» PROBLEM DETAILS
Output the records exactly, and drop each picture.

» MATERIAL TO PROCESS
########################################

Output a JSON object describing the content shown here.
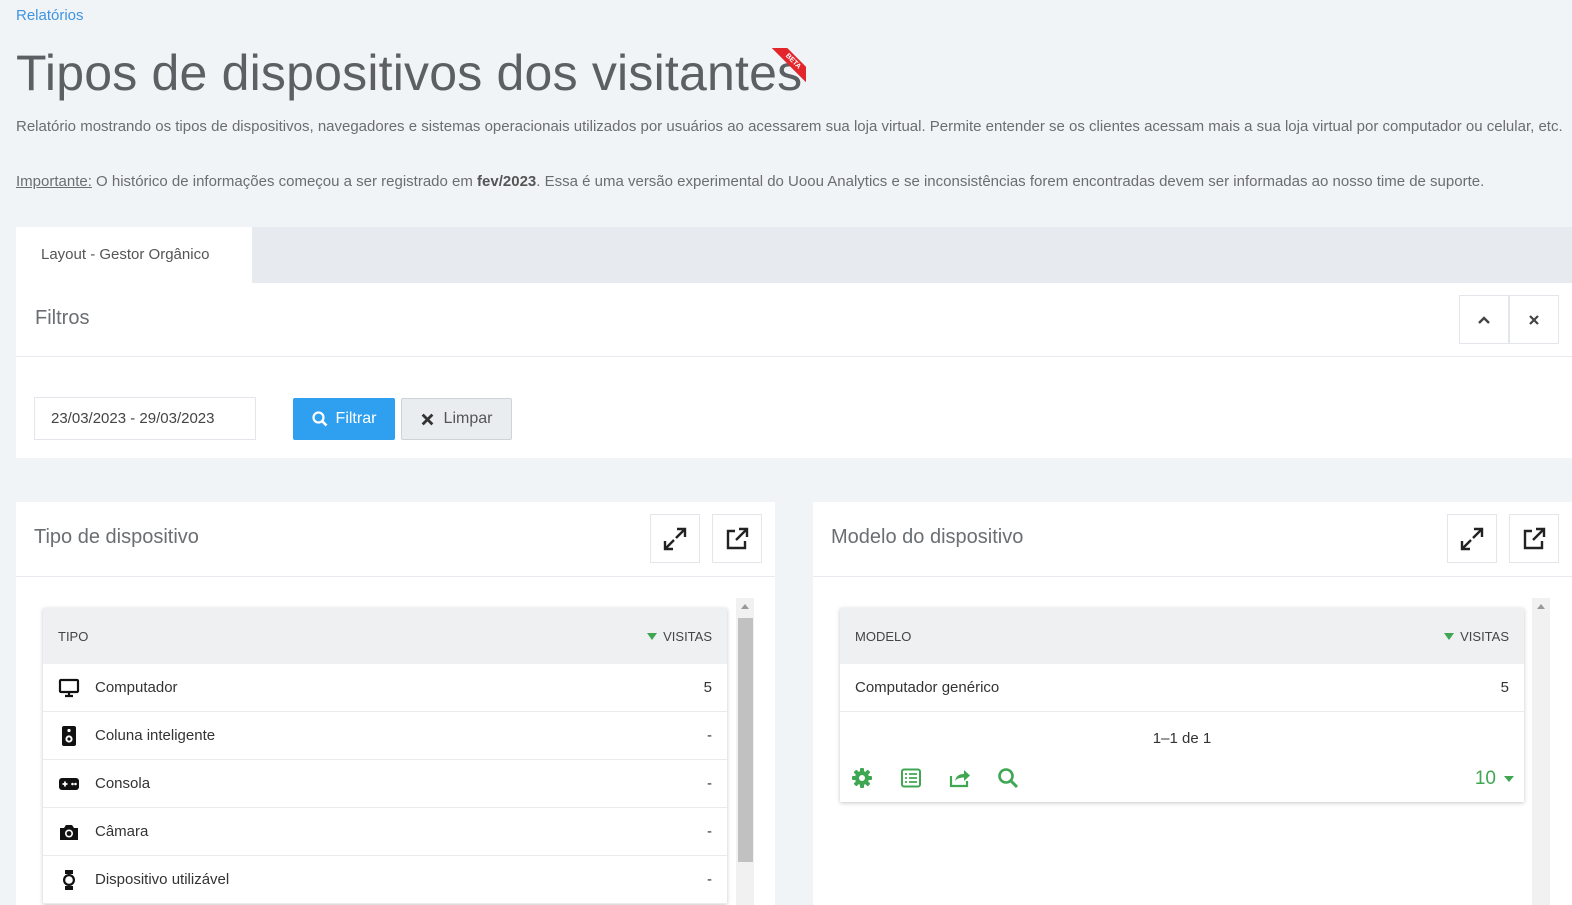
{
  "breadcrumb": "Relatórios",
  "page_title": "Tipos de dispositivos dos visitantes",
  "beta_badge": "BETA",
  "description": "Relatório mostrando os tipos de dispositivos, navegadores e sistemas operacionais utilizados por usuários ao acessarem sua loja virtual. Permite entender se os clientes acessam mais a sua loja virtual por computador ou celular, etc.",
  "notice": {
    "label": "Importante:",
    "text_before": " O histórico de informações começou a ser registrado em ",
    "highlight": "fev/2023",
    "text_after": ". Essa é uma versão experimental do Uoou Analytics e se inconsistências forem encontradas devem ser informadas ao nosso time de suporte."
  },
  "tabs": [
    {
      "label": "Layout - Gestor Orgânico",
      "active": true
    }
  ],
  "filters": {
    "title": "Filtros",
    "date_range": "23/03/2023 - 29/03/2023",
    "filter_button": "Filtrar",
    "clear_button": "Limpar"
  },
  "device_type_card": {
    "title": "Tipo de dispositivo",
    "columns": [
      "TIPO",
      "VISITAS"
    ],
    "rows": [
      {
        "icon": "monitor-icon",
        "label": "Computador",
        "value": "5"
      },
      {
        "icon": "speaker-icon",
        "label": "Coluna inteligente",
        "value": "-"
      },
      {
        "icon": "gamepad-icon",
        "label": "Consola",
        "value": "-"
      },
      {
        "icon": "camera-icon",
        "label": "Câmara",
        "value": "-"
      },
      {
        "icon": "watch-icon",
        "label": "Dispositivo utilizável",
        "value": "-"
      }
    ]
  },
  "device_model_card": {
    "title": "Modelo do dispositivo",
    "columns": [
      "MODELO",
      "VISITAS"
    ],
    "rows": [
      {
        "label": "Computador genérico",
        "value": "5"
      }
    ],
    "pagination": "1–1 de 1",
    "rows_per_page": "10"
  },
  "colors": {
    "accent_blue": "#2f9ff0",
    "accent_green": "#3fa752",
    "beta_red": "#e3262b"
  }
}
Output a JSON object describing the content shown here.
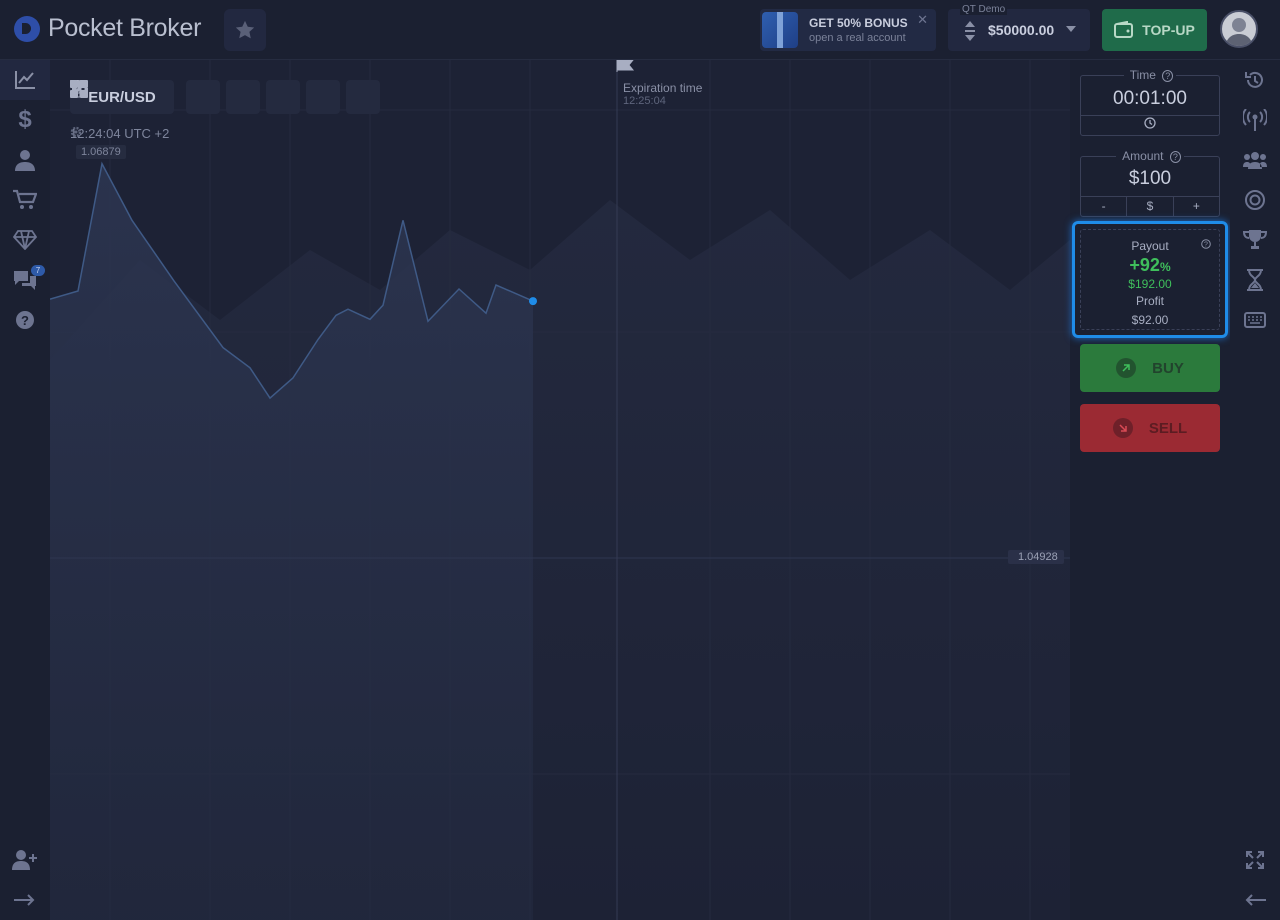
{
  "header": {
    "brand": "Pocket Broker",
    "bonus_title": "GET 50% BONUS",
    "bonus_subtitle": "open a real account",
    "account_label": "QT Demo",
    "balance": "$50000.00",
    "topup_label": "TOP-UP"
  },
  "left_sidebar": {
    "items": [
      "trading-icon",
      "finance-icon",
      "profile-icon",
      "market-icon",
      "achievements-icon",
      "chat-icon",
      "help-icon"
    ],
    "chat_badge": "7",
    "bottom_items": [
      "add-user-icon",
      "expand-icon"
    ]
  },
  "chart": {
    "pair": "EUR/USD",
    "clock": "12:24:04 UTC +2",
    "high_price": "1.06879",
    "current_price": "1.04928",
    "expiration_label": "Expiration time",
    "expiration_time": "12:25:04",
    "series": [
      1.0621,
      1.0625,
      1.0688,
      1.066,
      1.063,
      1.0597,
      1.0587,
      1.0572,
      1.0582,
      1.0601,
      1.0613,
      1.0616,
      1.0611,
      1.0618,
      1.066,
      1.061,
      1.0626,
      1.0614,
      1.0628,
      1.062
    ]
  },
  "trade": {
    "time_label": "Time",
    "time_value": "00:01:00",
    "amount_label": "Amount",
    "amount_value": "$100",
    "minus": "-",
    "currency": "$",
    "plus": "+",
    "payout_label": "Payout",
    "payout_pct": "+92",
    "payout_pct_sign": "%",
    "payout_amount": "$192.00",
    "profit_label": "Profit",
    "profit_amount": "$92.00",
    "buy_label": "BUY",
    "sell_label": "SELL"
  },
  "right_sidebar": {
    "items": [
      "history-icon",
      "signals-icon",
      "social-icon",
      "express-icon",
      "tournaments-icon",
      "pending-icon",
      "hotkeys-icon"
    ],
    "bottom_items": [
      "fullscreen-icon",
      "collapse-icon"
    ]
  },
  "colors": {
    "accent_blue": "#1f8ce8",
    "buy_green": "#2b7a3c",
    "sell_red": "#9b2a33",
    "payout_green": "#3fbf5c"
  }
}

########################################

» ANSWER TO THIS PROBLEM
Output a JSON object describing the content shown here.
{
  "breadcrumb": "Relatórios",
  "page_title": "Tipos de dispositivos dos visitantes",
  "beta_badge": "BETA",
  "description": "Relatório mostrando os tipos de dispositivos, navegadores e sistemas operacionais utilizados por usuários ao acessarem sua loja virtual. Permite entender se os clientes acessam mais a sua loja virtual por computador ou celular, etc.",
  "notice": {
    "label": "Importante:",
    "text_before": " O histórico de informações começou a ser registrado em ",
    "highlight": "fev/2023",
    "text_after": ". Essa é uma versão experimental do Uoou Analytics e se inconsistências forem encontradas devem ser informadas ao nosso time de suporte."
  },
  "tabs": [
    {
      "label": "Layout - Gestor Orgânico",
      "active": true
    }
  ],
  "filters": {
    "title": "Filtros",
    "date_range": "23/03/2023 - 29/03/2023",
    "filter_button": "Filtrar",
    "clear_button": "Limpar"
  },
  "device_type_card": {
    "title": "Tipo de dispositivo",
    "columns": [
      "TIPO",
      "VISITAS"
    ],
    "rows": [
      {
        "icon": "monitor-icon",
        "label": "Computador",
        "value": "5"
      },
      {
        "icon": "speaker-icon",
        "label": "Coluna inteligente",
        "value": "-"
      },
      {
        "icon": "gamepad-icon",
        "label": "Consola",
        "value": "-"
      },
      {
        "icon": "camera-icon",
        "label": "Câmara",
        "value": "-"
      },
      {
        "icon": "watch-icon",
        "label": "Dispositivo utilizável",
        "value": "-"
      }
    ]
  },
  "device_model_card": {
    "title": "Modelo do dispositivo",
    "columns": [
      "MODELO",
      "VISITAS"
    ],
    "rows": [
      {
        "label": "Computador genérico",
        "value": "5"
      }
    ],
    "pagination": "1–1 de 1",
    "rows_per_page": "10"
  },
  "colors": {
    "accent_blue": "#2f9ff0",
    "accent_green": "#3fa752",
    "beta_red": "#e3262b"
  }
}
Output a JSON object describing the content shown here.
{
  "header": {
    "brand": "Pocket Broker",
    "bonus_title": "GET 50% BONUS",
    "bonus_subtitle": "open a real account",
    "account_label": "QT Demo",
    "balance": "$50000.00",
    "topup_label": "TOP-UP"
  },
  "left_sidebar": {
    "items": [
      "trading-icon",
      "finance-icon",
      "profile-icon",
      "market-icon",
      "achievements-icon",
      "chat-icon",
      "help-icon"
    ],
    "chat_badge": "7",
    "bottom_items": [
      "add-user-icon",
      "expand-icon"
    ]
  },
  "chart": {
    "pair": "EUR/USD",
    "clock": "12:24:04 UTC +2",
    "high_price": "1.06879",
    "current_price": "1.04928",
    "expiration_label": "Expiration time",
    "expiration_time": "12:25:04",
    "series": [
      1.0621,
      1.0625,
      1.0688,
      1.066,
      1.063,
      1.0597,
      1.0587,
      1.0572,
      1.0582,
      1.0601,
      1.0613,
      1.0616,
      1.0611,
      1.0618,
      1.066,
      1.061,
      1.0626,
      1.0614,
      1.0628,
      1.062
    ]
  },
  "trade": {
    "time_label": "Time",
    "time_value": "00:01:00",
    "amount_label": "Amount",
    "amount_value": "$100",
    "minus": "-",
    "currency": "$",
    "plus": "+",
    "payout_label": "Payout",
    "payout_pct": "+92",
    "payout_pct_sign": "%",
    "payout_amount": "$192.00",
    "profit_label": "Profit",
    "profit_amount": "$92.00",
    "buy_label": "BUY",
    "sell_label": "SELL"
  },
  "right_sidebar": {
    "items": [
      "history-icon",
      "signals-icon",
      "social-icon",
      "express-icon",
      "tournaments-icon",
      "pending-icon",
      "hotkeys-icon"
    ],
    "bottom_items": [
      "fullscreen-icon",
      "collapse-icon"
    ]
  },
  "colors": {
    "accent_blue": "#1f8ce8",
    "buy_green": "#2b7a3c",
    "sell_red": "#9b2a33",
    "payout_green": "#3fbf5c"
  }
}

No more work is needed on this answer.